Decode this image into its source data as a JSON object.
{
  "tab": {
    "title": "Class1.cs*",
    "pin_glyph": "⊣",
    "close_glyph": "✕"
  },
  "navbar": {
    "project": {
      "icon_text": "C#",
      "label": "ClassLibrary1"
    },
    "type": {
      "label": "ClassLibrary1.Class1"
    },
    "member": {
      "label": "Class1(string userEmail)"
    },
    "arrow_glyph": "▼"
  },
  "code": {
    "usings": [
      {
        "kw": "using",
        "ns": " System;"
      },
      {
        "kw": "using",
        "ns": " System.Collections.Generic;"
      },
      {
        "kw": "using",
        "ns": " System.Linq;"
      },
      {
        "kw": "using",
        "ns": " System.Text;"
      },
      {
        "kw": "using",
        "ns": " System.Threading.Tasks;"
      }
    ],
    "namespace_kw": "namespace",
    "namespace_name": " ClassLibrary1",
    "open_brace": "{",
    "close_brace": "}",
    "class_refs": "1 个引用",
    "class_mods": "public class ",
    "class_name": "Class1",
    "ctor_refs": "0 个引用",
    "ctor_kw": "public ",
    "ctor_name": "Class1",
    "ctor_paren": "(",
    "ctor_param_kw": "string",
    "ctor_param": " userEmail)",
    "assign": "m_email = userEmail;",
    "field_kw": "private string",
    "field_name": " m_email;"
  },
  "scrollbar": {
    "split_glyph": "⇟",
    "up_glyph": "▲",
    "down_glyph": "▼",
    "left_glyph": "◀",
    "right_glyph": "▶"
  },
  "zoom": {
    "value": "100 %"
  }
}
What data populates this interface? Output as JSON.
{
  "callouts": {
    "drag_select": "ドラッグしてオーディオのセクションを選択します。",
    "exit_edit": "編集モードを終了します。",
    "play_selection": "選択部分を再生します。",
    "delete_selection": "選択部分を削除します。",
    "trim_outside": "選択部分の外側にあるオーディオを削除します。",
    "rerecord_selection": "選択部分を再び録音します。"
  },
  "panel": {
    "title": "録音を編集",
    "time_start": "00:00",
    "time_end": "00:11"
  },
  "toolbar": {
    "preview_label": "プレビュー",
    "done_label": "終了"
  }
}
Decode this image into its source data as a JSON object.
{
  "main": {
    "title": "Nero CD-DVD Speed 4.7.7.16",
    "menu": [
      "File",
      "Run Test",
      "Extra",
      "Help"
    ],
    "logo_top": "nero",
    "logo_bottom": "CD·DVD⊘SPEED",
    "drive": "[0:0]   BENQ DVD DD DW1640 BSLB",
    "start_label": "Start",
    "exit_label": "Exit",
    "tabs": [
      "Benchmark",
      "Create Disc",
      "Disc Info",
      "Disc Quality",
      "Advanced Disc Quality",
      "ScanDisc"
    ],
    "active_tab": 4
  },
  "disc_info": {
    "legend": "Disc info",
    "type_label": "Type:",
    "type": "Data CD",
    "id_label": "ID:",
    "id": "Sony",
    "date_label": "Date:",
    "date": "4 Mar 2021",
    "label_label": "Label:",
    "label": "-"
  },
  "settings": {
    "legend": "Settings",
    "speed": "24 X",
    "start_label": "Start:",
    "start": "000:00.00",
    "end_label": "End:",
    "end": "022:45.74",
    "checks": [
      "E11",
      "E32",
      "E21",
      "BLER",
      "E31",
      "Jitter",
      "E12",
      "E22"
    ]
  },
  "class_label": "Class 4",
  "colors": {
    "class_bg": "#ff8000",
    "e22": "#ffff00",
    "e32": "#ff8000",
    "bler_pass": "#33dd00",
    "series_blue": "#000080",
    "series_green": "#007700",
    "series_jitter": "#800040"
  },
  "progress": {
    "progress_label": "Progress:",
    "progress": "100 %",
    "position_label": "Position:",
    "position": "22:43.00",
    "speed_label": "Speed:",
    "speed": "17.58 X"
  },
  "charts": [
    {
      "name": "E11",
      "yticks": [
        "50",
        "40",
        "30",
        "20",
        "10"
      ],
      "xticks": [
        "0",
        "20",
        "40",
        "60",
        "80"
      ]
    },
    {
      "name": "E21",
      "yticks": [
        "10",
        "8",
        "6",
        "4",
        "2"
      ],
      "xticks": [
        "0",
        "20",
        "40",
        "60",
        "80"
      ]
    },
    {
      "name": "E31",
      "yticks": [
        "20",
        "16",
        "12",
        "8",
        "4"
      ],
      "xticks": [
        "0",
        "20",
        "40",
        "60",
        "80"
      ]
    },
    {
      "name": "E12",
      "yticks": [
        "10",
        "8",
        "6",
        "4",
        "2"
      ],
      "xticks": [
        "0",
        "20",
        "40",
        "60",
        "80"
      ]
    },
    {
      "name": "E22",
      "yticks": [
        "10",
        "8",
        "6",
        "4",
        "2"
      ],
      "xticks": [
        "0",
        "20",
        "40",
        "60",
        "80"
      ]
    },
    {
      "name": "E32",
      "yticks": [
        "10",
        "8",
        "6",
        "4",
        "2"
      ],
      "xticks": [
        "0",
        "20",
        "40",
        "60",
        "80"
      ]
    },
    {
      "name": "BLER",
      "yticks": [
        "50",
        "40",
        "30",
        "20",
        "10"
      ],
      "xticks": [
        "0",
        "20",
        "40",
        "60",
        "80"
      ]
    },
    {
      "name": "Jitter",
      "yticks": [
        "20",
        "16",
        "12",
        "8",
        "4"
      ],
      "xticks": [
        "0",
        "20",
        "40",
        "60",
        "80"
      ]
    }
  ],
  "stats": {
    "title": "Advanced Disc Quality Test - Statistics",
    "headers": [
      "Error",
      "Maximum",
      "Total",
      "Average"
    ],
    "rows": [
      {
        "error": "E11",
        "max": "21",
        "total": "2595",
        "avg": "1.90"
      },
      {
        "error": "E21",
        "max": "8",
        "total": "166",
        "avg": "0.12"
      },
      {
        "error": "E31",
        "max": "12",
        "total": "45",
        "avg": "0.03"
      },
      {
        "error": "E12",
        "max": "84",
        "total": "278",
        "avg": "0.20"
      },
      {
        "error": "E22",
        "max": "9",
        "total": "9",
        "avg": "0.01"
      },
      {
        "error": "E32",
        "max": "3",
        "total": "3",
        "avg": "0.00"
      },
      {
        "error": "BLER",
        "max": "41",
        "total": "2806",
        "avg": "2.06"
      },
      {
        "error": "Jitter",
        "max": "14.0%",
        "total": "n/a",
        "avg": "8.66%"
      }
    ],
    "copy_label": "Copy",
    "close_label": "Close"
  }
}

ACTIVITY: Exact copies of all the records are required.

ANSWER BOX:
Decode this image into its source data as a JSON object.
{
  "tab": {
    "title": "Class1.cs*",
    "pin_glyph": "⊣",
    "close_glyph": "✕"
  },
  "navbar": {
    "project": {
      "icon_text": "C#",
      "label": "ClassLibrary1"
    },
    "type": {
      "label": "ClassLibrary1.Class1"
    },
    "member": {
      "label": "Class1(string userEmail)"
    },
    "arrow_glyph": "▼"
  },
  "code": {
    "usings": [
      {
        "kw": "using",
        "ns": " System;"
      },
      {
        "kw": "using",
        "ns": " System.Collections.Generic;"
      },
      {
        "kw": "using",
        "ns": " System.Linq;"
      },
      {
        "kw": "using",
        "ns": " System.Text;"
      },
      {
        "kw": "using",
        "ns": " System.Threading.Tasks;"
      }
    ],
    "namespace_kw": "namespace",
    "namespace_name": " ClassLibrary1",
    "open_brace": "{",
    "close_brace": "}",
    "class_refs": "1 个引用",
    "class_mods": "public class ",
    "class_name": "Class1",
    "ctor_refs": "0 个引用",
    "ctor_kw": "public ",
    "ctor_name": "Class1",
    "ctor_paren": "(",
    "ctor_param_kw": "string",
    "ctor_param": " userEmail)",
    "assign": "m_email = userEmail;",
    "field_kw": "private string",
    "field_name": " m_email;"
  },
  "scrollbar": {
    "split_glyph": "⇟",
    "up_glyph": "▲",
    "down_glyph": "▼",
    "left_glyph": "◀",
    "right_glyph": "▶"
  },
  "zoom": {
    "value": "100 %"
  }
}
What data populates this interface? Output as JSON.
{
  "callouts": {
    "drag_select": "ドラッグしてオーディオのセクションを選択します。",
    "exit_edit": "編集モードを終了します。",
    "play_selection": "選択部分を再生します。",
    "delete_selection": "選択部分を削除します。",
    "trim_outside": "選択部分の外側にあるオーディオを削除します。",
    "rerecord_selection": "選択部分を再び録音します。"
  },
  "panel": {
    "title": "録音を編集",
    "time_start": "00:00",
    "time_end": "00:11"
  },
  "toolbar": {
    "preview_label": "プレビュー",
    "done_label": "終了"
  }
}
Decode this image into its source data as a JSON object.
{
  "main": {
    "title": "Nero CD-DVD Speed 4.7.7.16",
    "menu": [
      "File",
      "Run Test",
      "Extra",
      "Help"
    ],
    "logo_top": "nero",
    "logo_bottom": "CD·DVD⊘SPEED",
    "drive": "[0:0]   BENQ DVD DD DW1640 BSLB",
    "start_label": "Start",
    "exit_label": "Exit",
    "tabs": [
      "Benchmark",
      "Create Disc",
      "Disc Info",
      "Disc Quality",
      "Advanced Disc Quality",
      "ScanDisc"
    ],
    "active_tab": 4
  },
  "disc_info": {
    "legend": "Disc info",
    "type_label": "Type:",
    "type": "Data CD",
    "id_label": "ID:",
    "id": "Sony",
    "date_label": "Date:",
    "date": "4 Mar 2021",
    "label_label": "Label:",
    "label": "-"
  },
  "settings": {
    "legend": "Settings",
    "speed": "24 X",
    "start_label": "Start:",
    "start": "000:00.00",
    "end_label": "End:",
    "end": "022:45.74",
    "checks": [
      "E11",
      "E32",
      "E21",
      "BLER",
      "E31",
      "Jitter",
      "E12",
      "E22"
    ]
  },
  "class_label": "Class 4",
  "colors": {
    "class_bg": "#ff8000",
    "e22": "#ffff00",
    "e32": "#ff8000",
    "bler_pass": "#33dd00",
    "series_blue": "#000080",
    "series_green": "#007700",
    "series_jitter": "#800040"
  },
  "progress": {
    "progress_label": "Progress:",
    "progress": "100 %",
    "position_label": "Position:",
    "position": "22:43.00",
    "speed_label": "Speed:",
    "speed": "17.58 X"
  },
  "charts": [
    {
      "name": "E11",
      "yticks": [
        "50",
        "40",
        "30",
        "20",
        "10"
      ],
      "xticks": [
        "0",
        "20",
        "40",
        "60",
        "80"
      ]
    },
    {
      "name": "E21",
      "yticks": [
        "10",
        "8",
        "6",
        "4",
        "2"
      ],
      "xticks": [
        "0",
        "20",
        "40",
        "60",
        "80"
      ]
    },
    {
      "name": "E31",
      "yticks": [
        "20",
        "16",
        "12",
        "8",
        "4"
      ],
      "xticks": [
        "0",
        "20",
        "40",
        "60",
        "80"
      ]
    },
    {
      "name": "E12",
      "yticks": [
        "10",
        "8",
        "6",
        "4",
        "2"
      ],
      "xticks": [
        "0",
        "20",
        "40",
        "60",
        "80"
      ]
    },
    {
      "name": "E22",
      "yticks": [
        "10",
        "8",
        "6",
        "4",
        "2"
      ],
      "xticks": [
        "0",
        "20",
        "40",
        "60",
        "80"
      ]
    },
    {
      "name": "E32",
      "yticks": [
        "10",
        "8",
        "6",
        "4",
        "2"
      ],
      "xticks": [
        "0",
        "20",
        "40",
        "60",
        "80"
      ]
    },
    {
      "name": "BLER",
      "yticks": [
        "50",
        "40",
        "30",
        "20",
        "10"
      ],
      "xticks": [
        "0",
        "20",
        "40",
        "60",
        "80"
      ]
    },
    {
      "name": "Jitter",
      "yticks": [
        "20",
        "16",
        "12",
        "8",
        "4"
      ],
      "xticks": [
        "0",
        "20",
        "40",
        "60",
        "80"
      ]
    }
  ],
  "stats": {
    "title": "Advanced Disc Quality Test - Statistics",
    "headers": [
      "Error",
      "Maximum",
      "Total",
      "Average"
    ],
    "rows": [
      {
        "error": "E11",
        "max": "21",
        "total": "2595",
        "avg": "1.90"
      },
      {
        "error": "E21",
        "max": "8",
        "total": "166",
        "avg": "0.12"
      },
      {
        "error": "E31",
        "max": "12",
        "total": "45",
        "avg": "0.03"
      },
      {
        "error": "E12",
        "max": "84",
        "total": "278",
        "avg": "0.20"
      },
      {
        "error": "E22",
        "max": "9",
        "total": "9",
        "avg": "0.01"
      },
      {
        "error": "E32",
        "max": "3",
        "total": "3",
        "avg": "0.00"
      },
      {
        "error": "BLER",
        "max": "41",
        "total": "2806",
        "avg": "2.06"
      },
      {
        "error": "Jitter",
        "max": "14.0%",
        "total": "n/a",
        "avg": "8.66%"
      }
    ],
    "copy_label": "Copy",
    "close_label": "Close"
  }
}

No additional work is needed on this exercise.